Women's Informal Work in Jamaica

Author(s): Winnifred Brown-Glaude

Making a living in the Caribbean requires resourcefulness and even a willingness to circumvent the law. Women of color in Jamaica encounter bureaucratic mazes, neighborhood territoriality, and ingrained racial and cultural prejudices. For them, it requires nothing less than a herculean effort to realize their entrepreneurial dreams.

In Higglers in Kingston, Winnifred Brown-Glaude puts the reader on the ground in frenetic urban Kingston, the capital and largest city in Jamaica. She explores the lives of informal market laborers, called "higglers," across the city as they navigate a corrupt and inaccessible "official" Jamaican economy. But rather than focus merely on the present-day situation, she contextualizes how Jamaica arrived at this point, delving deep into the island's history as a former colony, a home to slaves and masters alike, and an eventual nation of competing and conflicted racial sectors.

Higglers in Kingston weaves together contemporary ethnography, economic history, and sociology of race to address a broad audience of readers on a crucial economic and cultural center.


Biography of Author(s)

Winnifred Brown-Glaude is an associate professor in the departments of African American studies and sociology & anthropology at the College of New Jersey.

Reviews

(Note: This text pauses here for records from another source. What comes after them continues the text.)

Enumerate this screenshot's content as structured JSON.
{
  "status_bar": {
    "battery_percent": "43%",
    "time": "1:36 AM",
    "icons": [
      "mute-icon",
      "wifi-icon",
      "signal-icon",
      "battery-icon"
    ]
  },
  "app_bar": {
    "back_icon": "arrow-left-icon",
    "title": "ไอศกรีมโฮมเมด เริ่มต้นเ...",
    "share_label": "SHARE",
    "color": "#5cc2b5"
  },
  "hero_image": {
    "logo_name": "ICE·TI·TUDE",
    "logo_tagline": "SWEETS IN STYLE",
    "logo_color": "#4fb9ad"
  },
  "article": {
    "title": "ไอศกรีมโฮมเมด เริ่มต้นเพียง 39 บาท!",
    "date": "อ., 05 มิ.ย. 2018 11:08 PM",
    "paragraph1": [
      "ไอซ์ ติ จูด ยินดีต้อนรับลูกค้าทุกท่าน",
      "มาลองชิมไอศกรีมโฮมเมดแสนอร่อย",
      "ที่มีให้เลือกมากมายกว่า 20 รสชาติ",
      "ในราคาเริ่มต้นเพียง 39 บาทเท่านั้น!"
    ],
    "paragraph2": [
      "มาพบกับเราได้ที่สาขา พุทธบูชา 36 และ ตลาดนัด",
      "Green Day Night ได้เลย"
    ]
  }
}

  • "Brown-Glaude's work on the informal economy combines with a deep ethnography of working women in Jamaican culture. We see and feel these market women's presence--their race and gender consciousness, their navigation within both the local and the global marketplace, their sexuality, their laboring selves, their often forceful agency, their very bodies. Few other works are so successful at 'grounding' intersectionality. Higglers in Kingston is highly recommended for courses in gender studies, race and ethnicity, or global studies!"
    --Howard Winant, University of California–Santa Barbara
  • "Brown-Glaude's well-written, jargon-free study offers a refreshing, long-overdue discussion of the ethnographer's embodied presence--her own race, class, and gender, in this case--on the research process and the information gathered. Highly recommended."
    --Choice